= What the task requires =
Extract from the listing each line in which the word "status" appears.

[Start of Attachment]

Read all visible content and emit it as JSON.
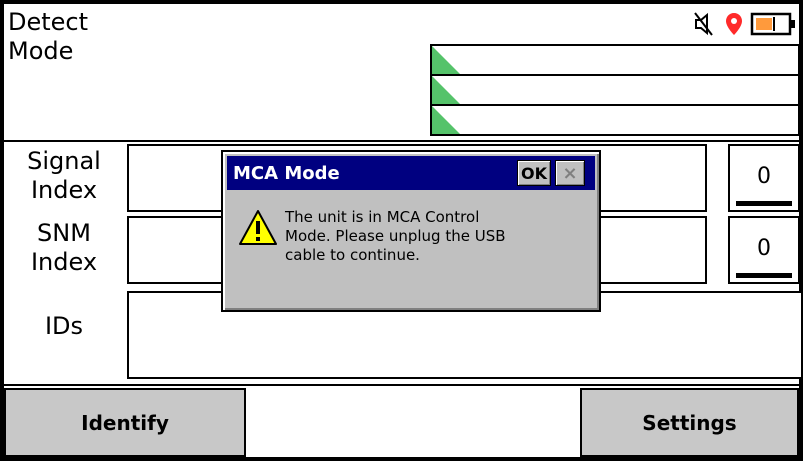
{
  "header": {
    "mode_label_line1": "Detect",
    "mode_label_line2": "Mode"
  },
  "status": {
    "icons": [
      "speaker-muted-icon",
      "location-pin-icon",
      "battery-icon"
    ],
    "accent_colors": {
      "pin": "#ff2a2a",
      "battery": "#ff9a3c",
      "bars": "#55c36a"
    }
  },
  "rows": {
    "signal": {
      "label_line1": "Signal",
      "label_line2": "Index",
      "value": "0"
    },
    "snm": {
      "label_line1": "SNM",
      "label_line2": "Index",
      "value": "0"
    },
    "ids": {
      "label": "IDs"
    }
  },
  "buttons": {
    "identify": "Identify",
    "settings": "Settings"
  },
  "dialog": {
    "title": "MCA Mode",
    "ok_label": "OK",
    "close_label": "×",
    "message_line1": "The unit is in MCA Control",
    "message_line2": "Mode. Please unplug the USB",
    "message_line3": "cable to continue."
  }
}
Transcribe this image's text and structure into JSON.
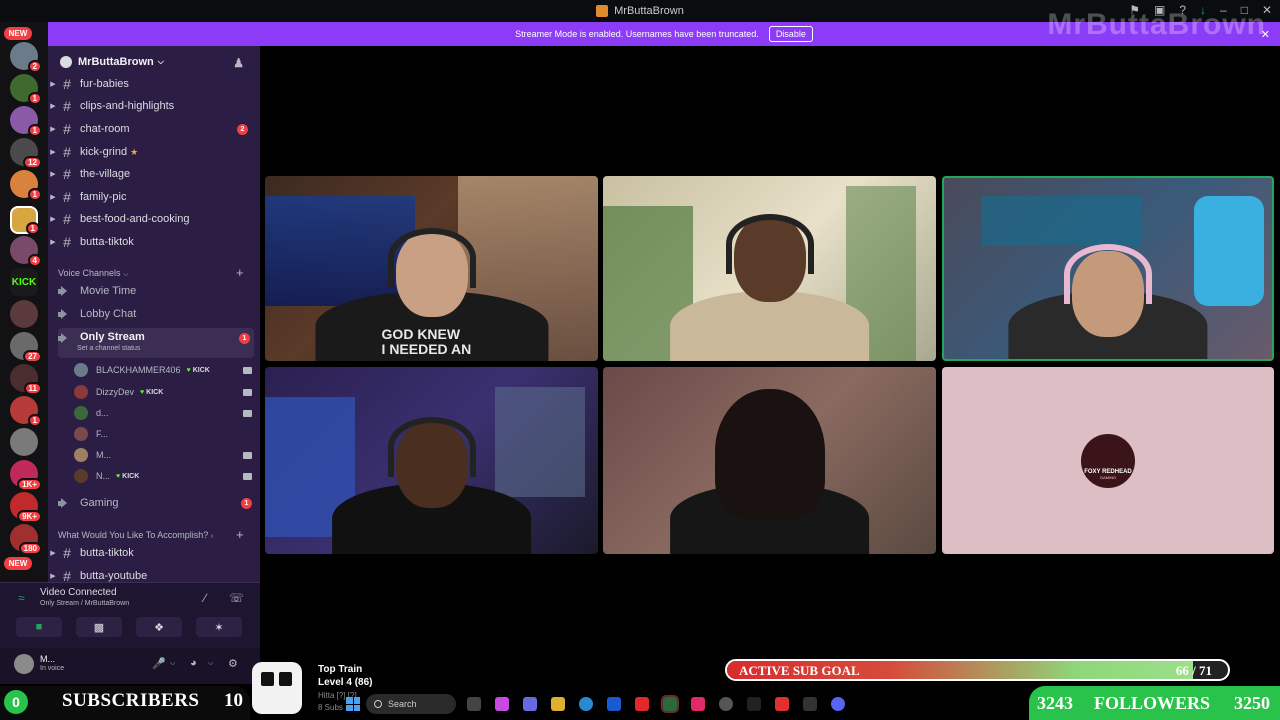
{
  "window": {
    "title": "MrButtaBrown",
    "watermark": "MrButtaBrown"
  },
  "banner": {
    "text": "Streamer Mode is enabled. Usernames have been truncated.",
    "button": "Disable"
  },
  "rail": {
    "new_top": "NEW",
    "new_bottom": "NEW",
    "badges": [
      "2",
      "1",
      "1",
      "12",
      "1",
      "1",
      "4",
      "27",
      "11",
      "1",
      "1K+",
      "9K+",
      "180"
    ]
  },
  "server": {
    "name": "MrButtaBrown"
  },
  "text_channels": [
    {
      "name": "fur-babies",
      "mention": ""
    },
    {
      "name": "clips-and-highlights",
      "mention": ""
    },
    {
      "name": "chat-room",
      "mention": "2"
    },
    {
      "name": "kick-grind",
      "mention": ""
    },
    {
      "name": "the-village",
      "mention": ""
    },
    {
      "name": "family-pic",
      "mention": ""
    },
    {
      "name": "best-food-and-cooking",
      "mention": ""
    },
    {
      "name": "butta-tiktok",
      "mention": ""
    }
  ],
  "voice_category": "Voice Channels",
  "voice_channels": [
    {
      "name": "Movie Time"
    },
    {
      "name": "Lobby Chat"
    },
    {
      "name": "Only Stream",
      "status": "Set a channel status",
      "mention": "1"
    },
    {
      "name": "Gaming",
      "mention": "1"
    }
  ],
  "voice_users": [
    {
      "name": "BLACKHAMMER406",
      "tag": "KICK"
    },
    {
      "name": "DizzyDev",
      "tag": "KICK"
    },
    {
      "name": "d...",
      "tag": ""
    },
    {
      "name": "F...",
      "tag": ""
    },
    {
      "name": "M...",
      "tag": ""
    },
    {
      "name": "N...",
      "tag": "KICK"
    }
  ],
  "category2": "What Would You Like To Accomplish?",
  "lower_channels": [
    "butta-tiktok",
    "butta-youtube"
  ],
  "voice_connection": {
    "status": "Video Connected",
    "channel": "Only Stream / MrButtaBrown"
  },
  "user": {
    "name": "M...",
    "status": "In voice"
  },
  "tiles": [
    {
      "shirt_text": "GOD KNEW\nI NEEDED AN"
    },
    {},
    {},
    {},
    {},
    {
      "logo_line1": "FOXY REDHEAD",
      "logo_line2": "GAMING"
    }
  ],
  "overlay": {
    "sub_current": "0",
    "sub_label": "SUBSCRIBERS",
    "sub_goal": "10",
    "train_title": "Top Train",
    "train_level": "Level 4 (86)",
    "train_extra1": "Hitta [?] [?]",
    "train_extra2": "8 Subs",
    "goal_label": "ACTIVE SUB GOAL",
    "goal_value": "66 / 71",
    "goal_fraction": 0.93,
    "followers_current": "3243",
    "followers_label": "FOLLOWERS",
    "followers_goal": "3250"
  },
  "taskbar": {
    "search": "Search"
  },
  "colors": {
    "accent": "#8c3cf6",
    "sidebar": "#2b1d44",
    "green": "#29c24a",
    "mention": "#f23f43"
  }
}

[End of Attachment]
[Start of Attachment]

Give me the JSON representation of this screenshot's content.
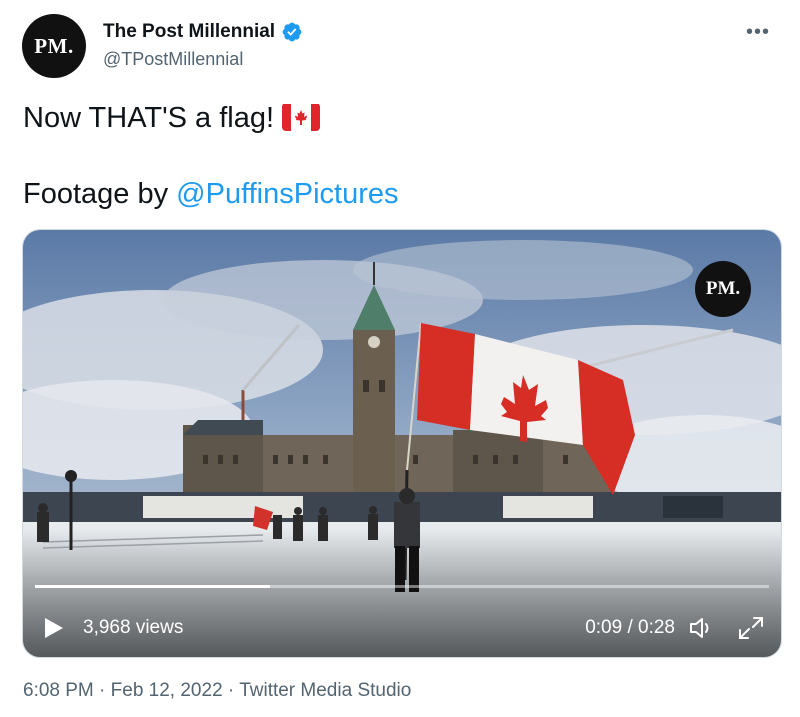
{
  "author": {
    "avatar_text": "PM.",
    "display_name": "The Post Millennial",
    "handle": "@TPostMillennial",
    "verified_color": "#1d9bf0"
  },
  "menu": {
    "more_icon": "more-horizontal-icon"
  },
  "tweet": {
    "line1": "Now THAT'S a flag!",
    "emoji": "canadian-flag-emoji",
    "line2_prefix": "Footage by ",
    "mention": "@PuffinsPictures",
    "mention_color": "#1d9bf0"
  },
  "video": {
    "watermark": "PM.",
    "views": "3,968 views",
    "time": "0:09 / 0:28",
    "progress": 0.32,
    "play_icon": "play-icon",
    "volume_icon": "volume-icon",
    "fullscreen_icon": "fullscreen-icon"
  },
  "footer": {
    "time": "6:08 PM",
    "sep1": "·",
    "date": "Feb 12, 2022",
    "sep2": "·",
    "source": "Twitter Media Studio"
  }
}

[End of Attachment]

= Written response =
  "status": {
      "status": "Set a channel status",
    "status": "Video Connected",
    "status": "In voice"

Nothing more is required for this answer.